There are two main partitioning schemes: MBR (Master Boot Record) and GPT (GUID Partition Table). MBR is an older scheme that is limited to a maximum of four primary partitions or three primary partitions and one extended partition. GPT is a newer scheme that does not have this limitation and can support up to 128 partitions.
To use GPT for disk partitioning, you will need to use a tool such as fdisk, gdisk, or parted. Here is an example of how to use the parted tool to create a new GPT partition table and create a new partition on a disk:
- Open a terminal and use the following command to view a list of available disks:
- Identify the disk that you want to partition and note its name (e.g. /dev/sda).
- Use the following command to start the parted tool:
- Use the following command to create a new GPT partition table:
- Use the following command to create a new partition on the disk:
mkpart primary ext4 0% 100%
- Use the following command to exit the parted tool:
This will create a new GPT partition table on the disk and create a single primary partition that spans the entire disk. You can then format the partition and use it to store data or install an operating system.

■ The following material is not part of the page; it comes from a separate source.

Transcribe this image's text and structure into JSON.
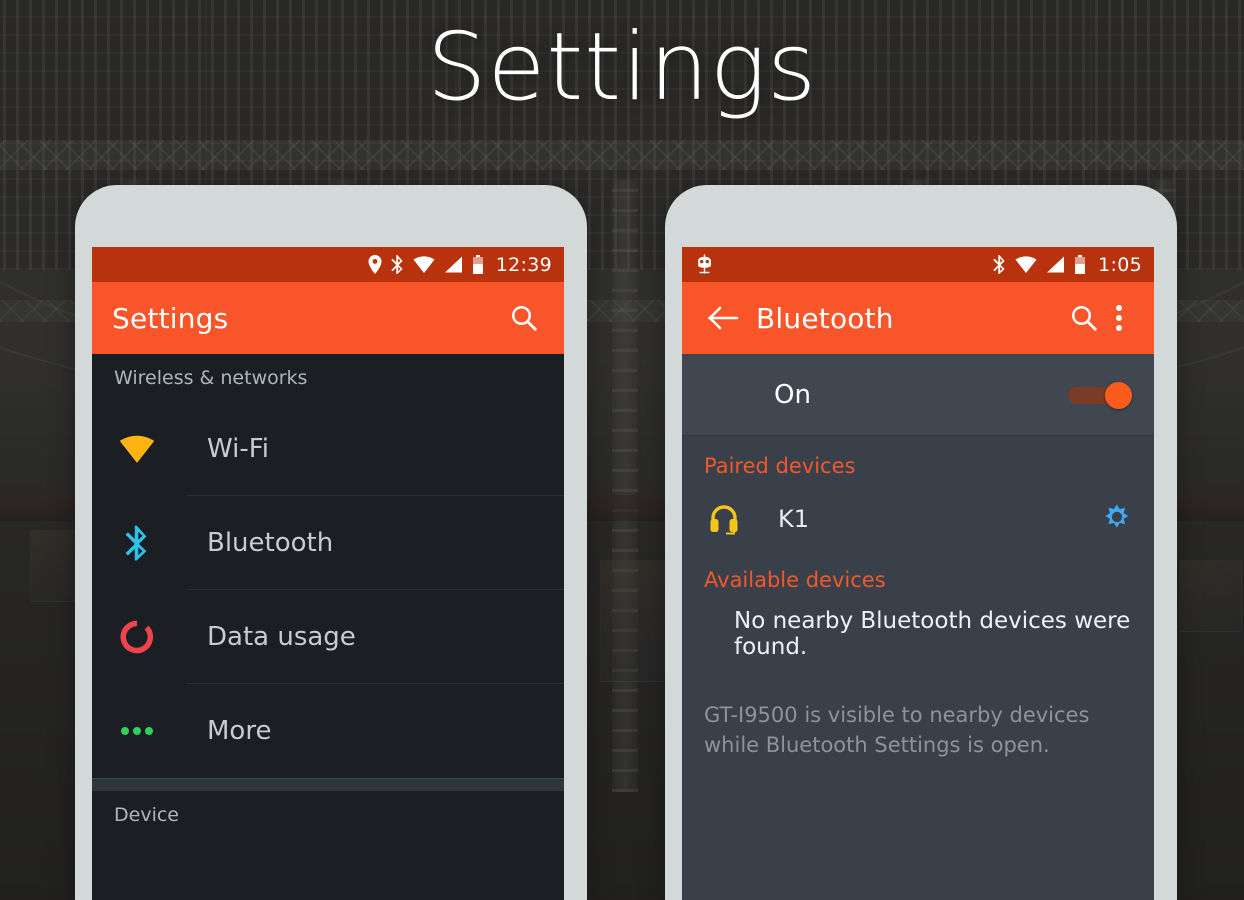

Keep in mind that disk partitioning can be a complex process and it’s important to be careful when making changes to your disk. It’s always a good idea to back up your data before partitioning a disk.